*** Supplied material ***

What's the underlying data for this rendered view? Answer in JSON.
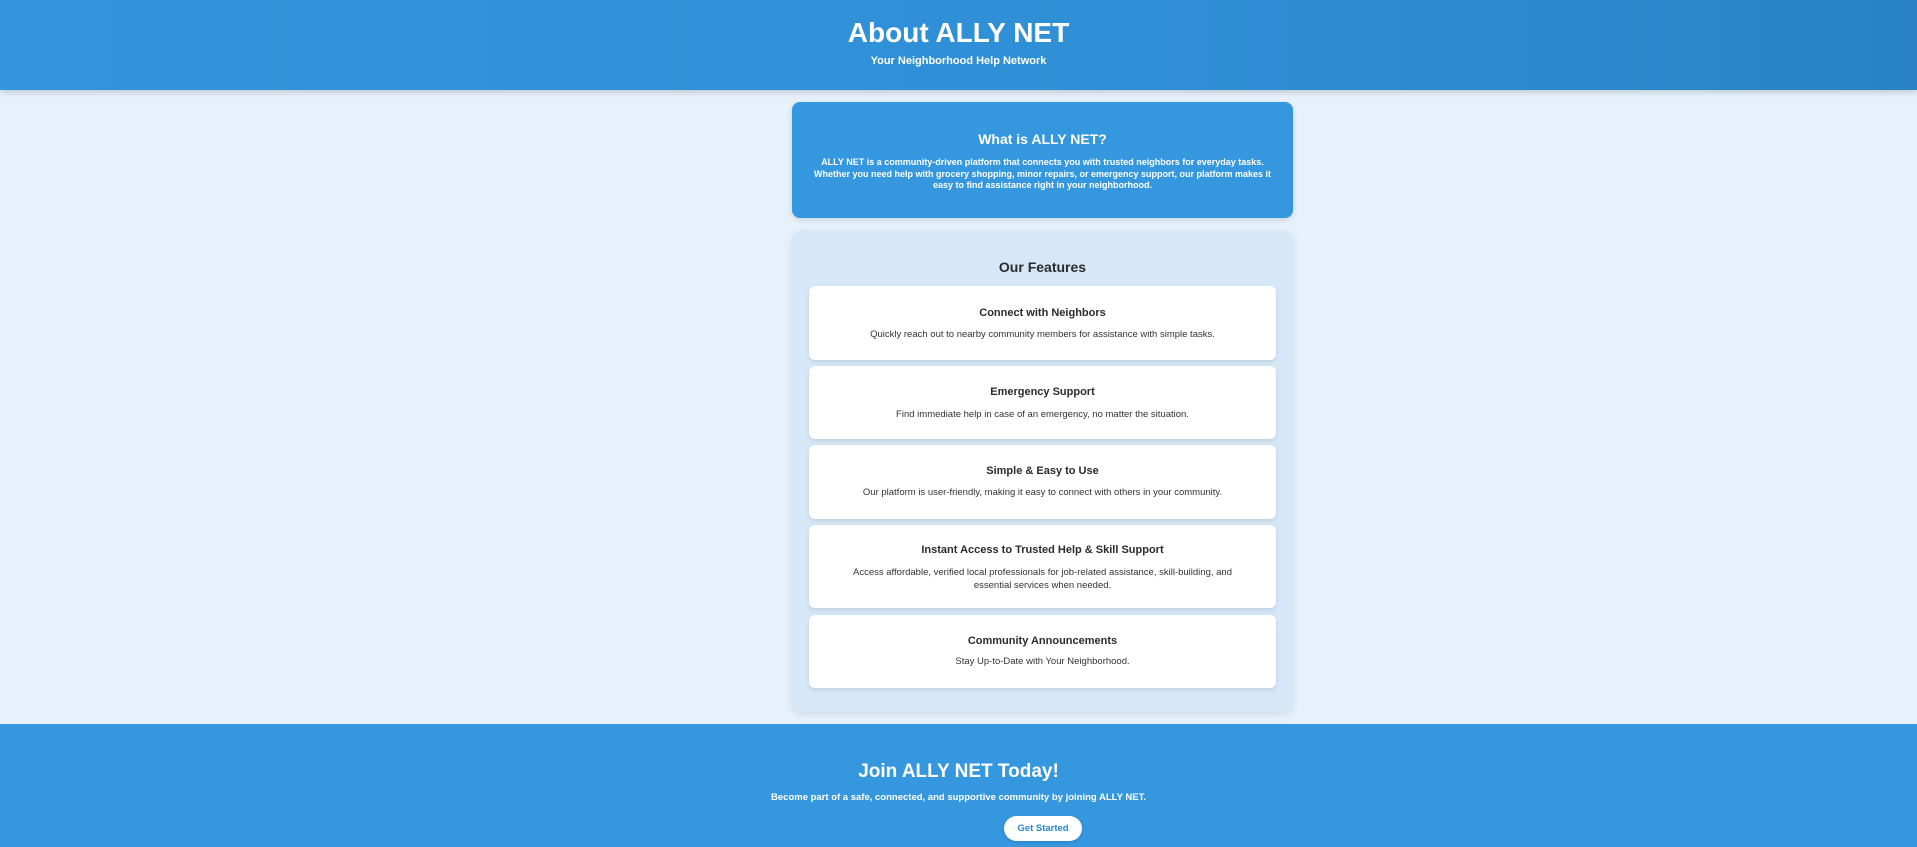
{
  "header": {
    "title": "About ALLY NET",
    "subtitle": "Your Neighborhood Help Network"
  },
  "intro": {
    "title": "What is ALLY NET?",
    "text": "ALLY NET is a community-driven platform that connects you with trusted neighbors for everyday tasks. Whether you need help with grocery shopping, minor repairs, or emergency support, our platform makes it easy to find assistance right in your neighborhood."
  },
  "features": {
    "title": "Our Features",
    "items": [
      {
        "title": "Connect with Neighbors",
        "description": "Quickly reach out to nearby community members for assistance with simple tasks."
      },
      {
        "title": "Emergency Support",
        "description": "Find immediate help in case of an emergency, no matter the situation."
      },
      {
        "title": "Simple & Easy to Use",
        "description": "Our platform is user-friendly, making it easy to connect with others in your community."
      },
      {
        "title": "Instant Access to Trusted Help & Skill Support",
        "description": "Access affordable, verified local professionals for job-related assistance, skill-building, and essential services when needed."
      },
      {
        "title": "Community Announcements",
        "description": "Stay Up-to-Date with Your Neighborhood."
      }
    ]
  },
  "cta": {
    "title": "Join ALLY NET Today!",
    "text": "Become part of a safe, connected, and supportive community by joining ALLY NET.",
    "button_label": "Get Started"
  },
  "colors": {
    "primary_blue": "#3597de",
    "page_background": "#e6f1fb",
    "panel_background": "#d6e7f7"
  }
}
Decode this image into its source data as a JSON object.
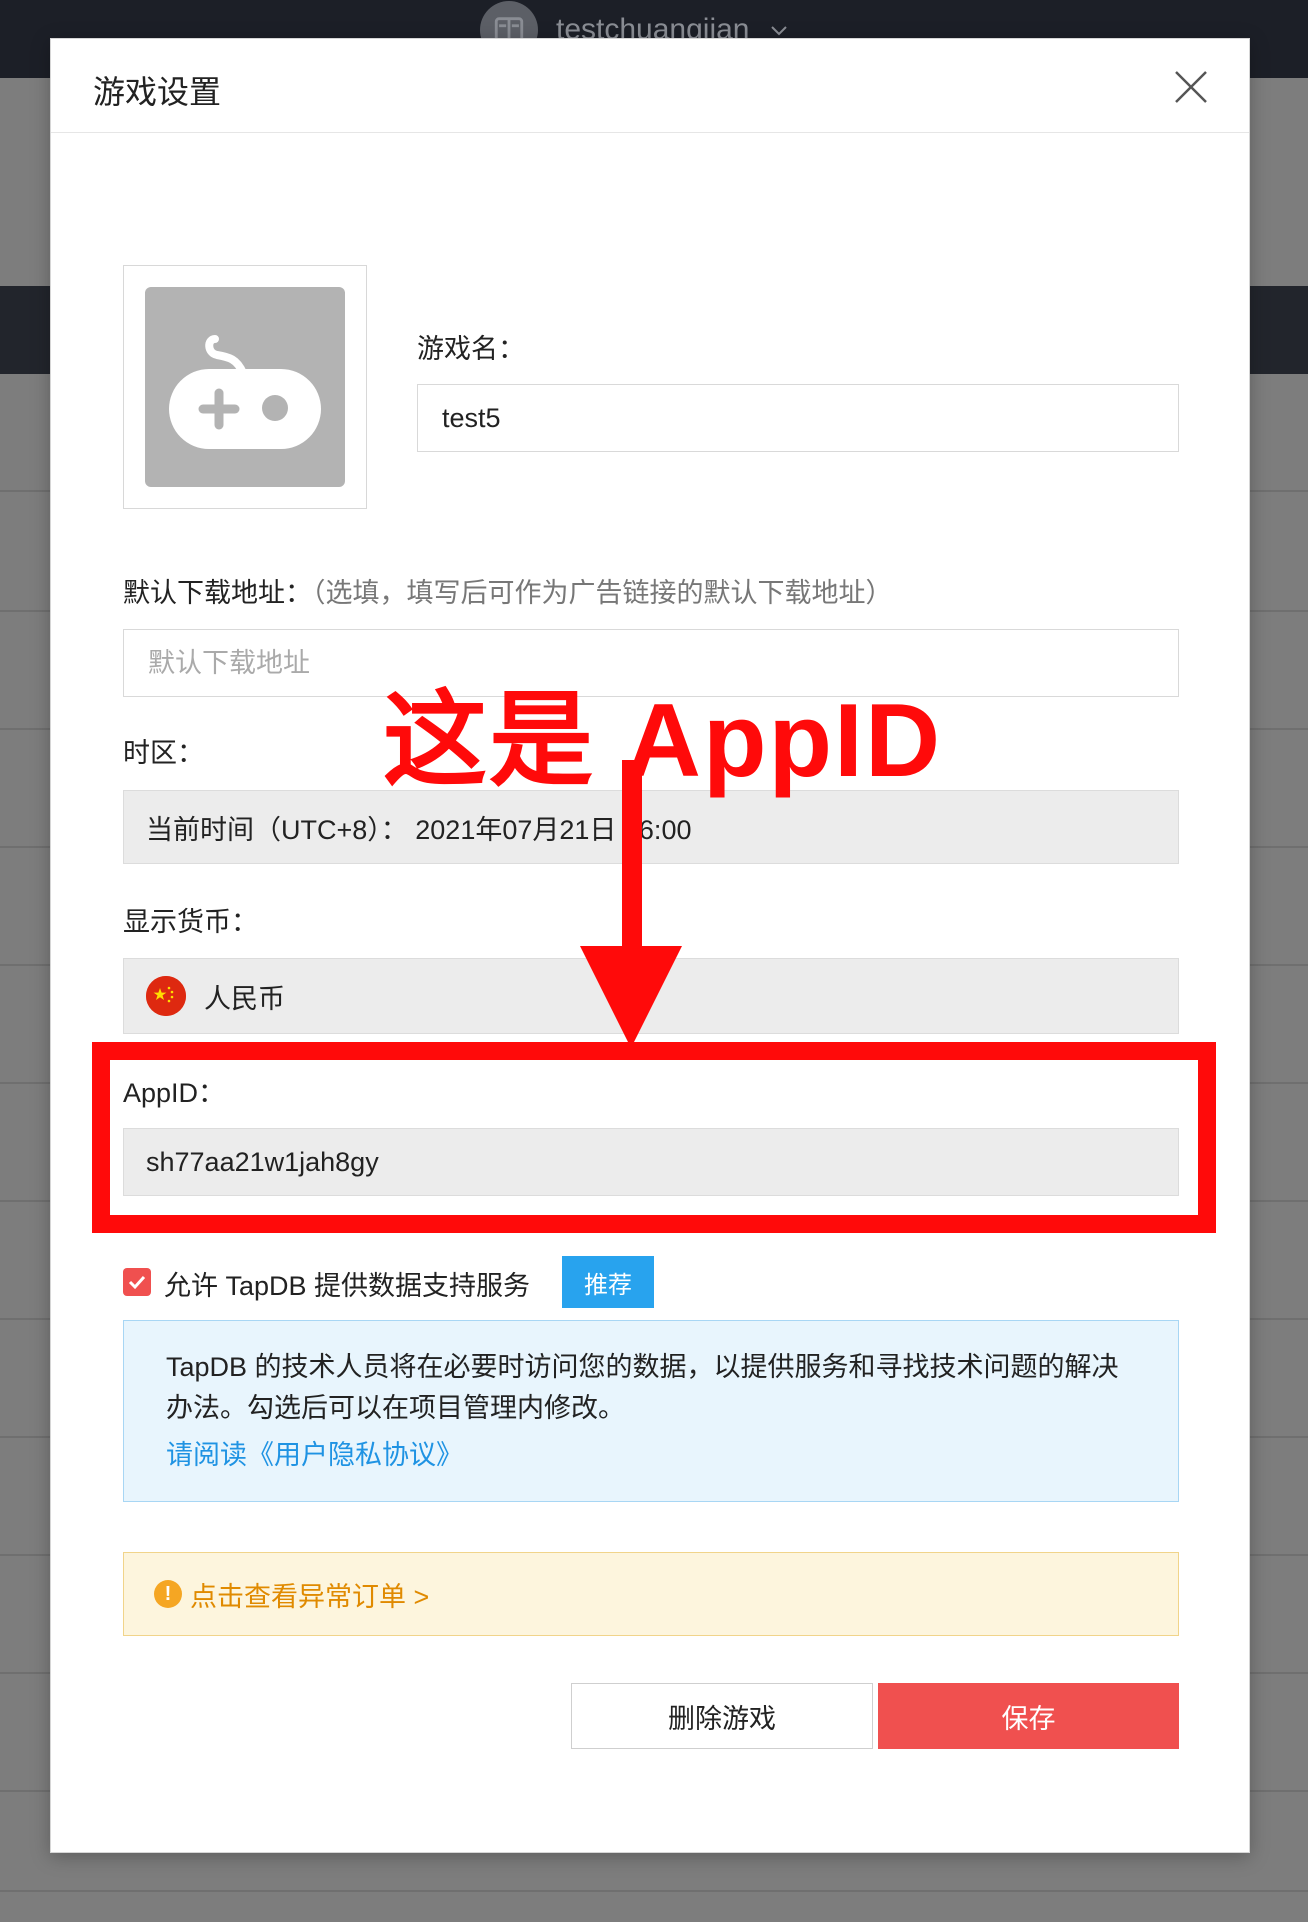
{
  "background": {
    "username": "testchuangjian"
  },
  "modal": {
    "title": "游戏设置",
    "game_name_label": "游戏名：",
    "game_name_value": "test5",
    "download_label": "默认下载地址：",
    "download_hint": "（选填，填写后可作为广告链接的默认下载地址）",
    "download_placeholder": "默认下载地址",
    "timezone_label": "时区：",
    "timezone_value": "当前时间（UTC+8）：  2021年07月21日 16:00",
    "currency_label": "显示货币：",
    "currency_value": "人民币",
    "appid_label": "AppID：",
    "appid_value": "sh77aa21w1jah8gy",
    "consent_label": "允许 TapDB 提供数据支持服务",
    "consent_checked": true,
    "recommend_badge": "推荐",
    "info_text": "TapDB 的技术人员将在必要时访问您的数据，以提供服务和寻找技术问题的解决办法。勾选后可以在项目管理内修改。",
    "info_link": "请阅读《用户隐私协议》",
    "warning_text": "点击查看异常订单 >",
    "delete_button": "删除游戏",
    "save_button": "保存"
  },
  "annotation": {
    "text": "这是 AppID",
    "color": "#ff0a0a"
  },
  "colors": {
    "primary_red": "#f0504f",
    "link_blue": "#1f93e3",
    "badge_blue": "#28a3ee",
    "warning_orange": "#e08a00"
  }
}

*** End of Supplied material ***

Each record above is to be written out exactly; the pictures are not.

What's the underlying data for this rendered view? Answer in JSON.
{
  "header": {
    "title": "About ALLY NET",
    "subtitle": "Your Neighborhood Help Network"
  },
  "intro": {
    "title": "What is ALLY NET?",
    "text": "ALLY NET is a community-driven platform that connects you with trusted neighbors for everyday tasks. Whether you need help with grocery shopping, minor repairs, or emergency support, our platform makes it easy to find assistance right in your neighborhood."
  },
  "features": {
    "title": "Our Features",
    "items": [
      {
        "title": "Connect with Neighbors",
        "description": "Quickly reach out to nearby community members for assistance with simple tasks."
      },
      {
        "title": "Emergency Support",
        "description": "Find immediate help in case of an emergency, no matter the situation."
      },
      {
        "title": "Simple & Easy to Use",
        "description": "Our platform is user-friendly, making it easy to connect with others in your community."
      },
      {
        "title": "Instant Access to Trusted Help & Skill Support",
        "description": "Access affordable, verified local professionals for job-related assistance, skill-building, and essential services when needed."
      },
      {
        "title": "Community Announcements",
        "description": "Stay Up-to-Date with Your Neighborhood."
      }
    ]
  },
  "cta": {
    "title": "Join ALLY NET Today!",
    "text": "Become part of a safe, connected, and supportive community by joining ALLY NET.",
    "button_label": "Get Started"
  },
  "colors": {
    "primary_blue": "#3597de",
    "page_background": "#e6f1fb",
    "panel_background": "#d6e7f7"
  }
}
Decode this image into its source data as a JSON object.
{
  "background": {
    "username": "testchuangjian"
  },
  "modal": {
    "title": "游戏设置",
    "game_name_label": "游戏名：",
    "game_name_value": "test5",
    "download_label": "默认下载地址：",
    "download_hint": "（选填，填写后可作为广告链接的默认下载地址）",
    "download_placeholder": "默认下载地址",
    "timezone_label": "时区：",
    "timezone_value": "当前时间（UTC+8）：  2021年07月21日 16:00",
    "currency_label": "显示货币：",
    "currency_value": "人民币",
    "appid_label": "AppID：",
    "appid_value": "sh77aa21w1jah8gy",
    "consent_label": "允许 TapDB 提供数据支持服务",
    "consent_checked": true,
    "recommend_badge": "推荐",
    "info_text": "TapDB 的技术人员将在必要时访问您的数据，以提供服务和寻找技术问题的解决办法。勾选后可以在项目管理内修改。",
    "info_link": "请阅读《用户隐私协议》",
    "warning_text": "点击查看异常订单 >",
    "delete_button": "删除游戏",
    "save_button": "保存"
  },
  "annotation": {
    "text": "这是 AppID",
    "color": "#ff0a0a"
  },
  "colors": {
    "primary_red": "#f0504f",
    "link_blue": "#1f93e3",
    "badge_blue": "#28a3ee",
    "warning_orange": "#e08a00"
  }
}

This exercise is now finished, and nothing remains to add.